Creative Artists Agency has nine agents the list, Octagon has five, and both Excel Sports Management and Wasserman Media Group (WMG) each have four in the rankings. The majority of the world’s most powerful agents work for conglomerated agencies like CAA, WMG, Octagon, Excel orRelativity Sports , but 20 of the agents ranked represent 90% of the total client roster of their respective agencies, and many can be considered sole proprietors.
These rankings were compiled through extensive research into the client rosters and contracts negotiated by each agent in the team sports of basketball, football, baseball, hockey, and soccer. The total contract value under management for each sport was then multiplied by the maximum agent commission (or average where no maximum exists) as allowed by each respective players’ association: NFL (3%), NHL (4%), NBA (4%), MLB (5%), FIFA (10%). Thus, agents are ranked in order of the maximum commissions obtainable from the negotiated contracts, instead of the total value of the contracts. In tennis and golf, sports agents do not make commissions from their client’s on court/course earnings, but only from the marketing dollars they help generate, for which they receive an average of 20%.

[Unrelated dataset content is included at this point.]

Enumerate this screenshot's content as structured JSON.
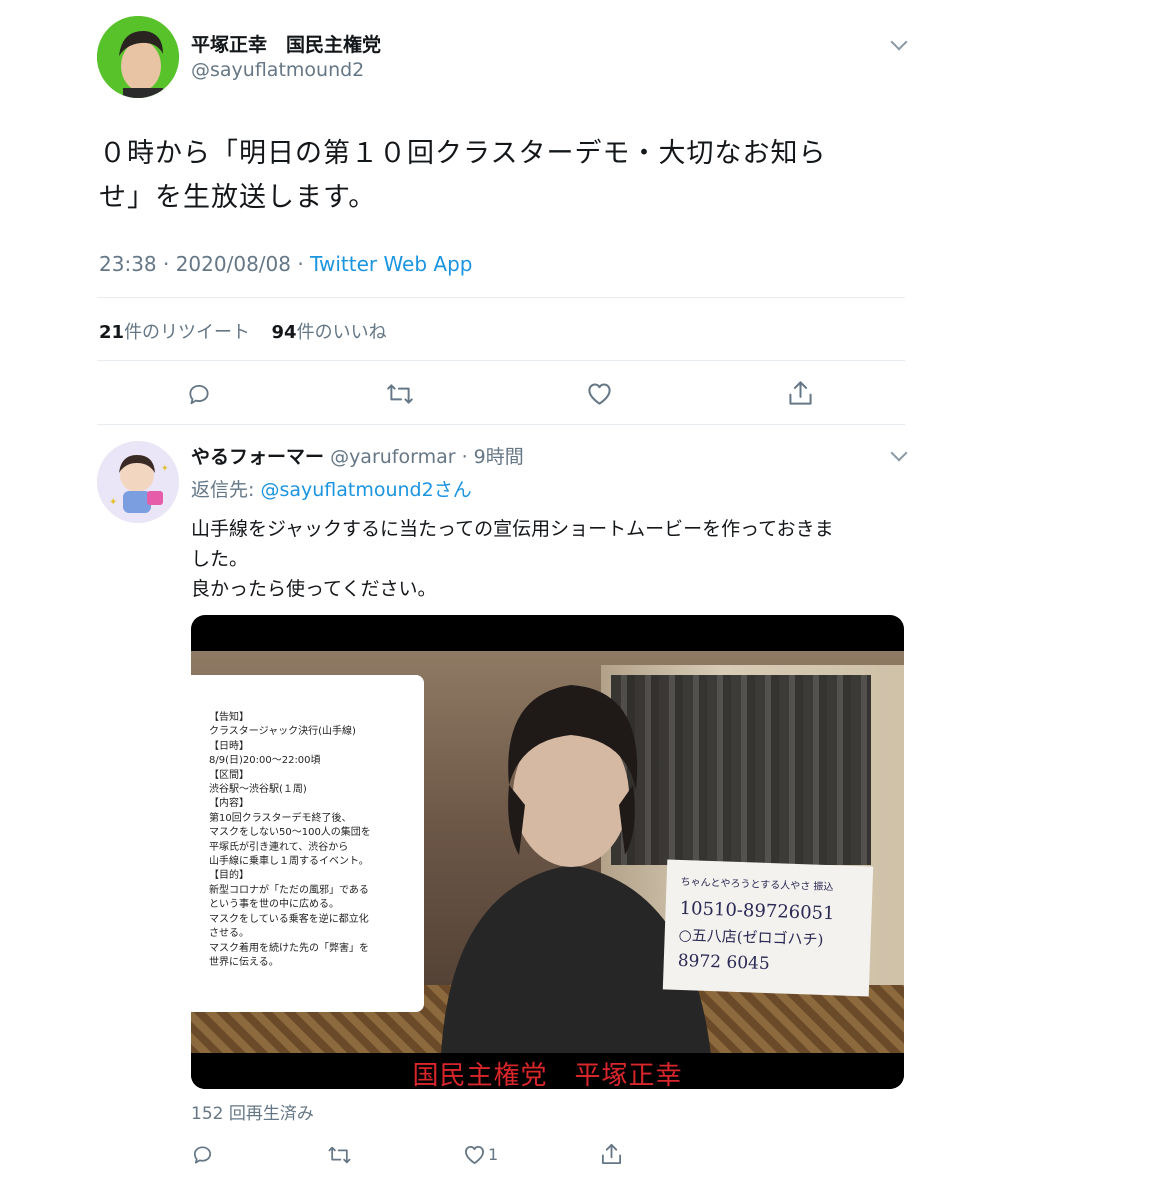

While agents also earn income from negotiating marketing and endorsement contracts for their clients in the big five sports, the overall value derived from any such deals is negligible for the average player. While no concrete data exists, Forbes estimates that average professional athlete may make an additional 1%-2% of their overall player contract in endorsement earnings, and their agent(s) earn just 20%-25% of that.
source: forbes.com by Jason Belzer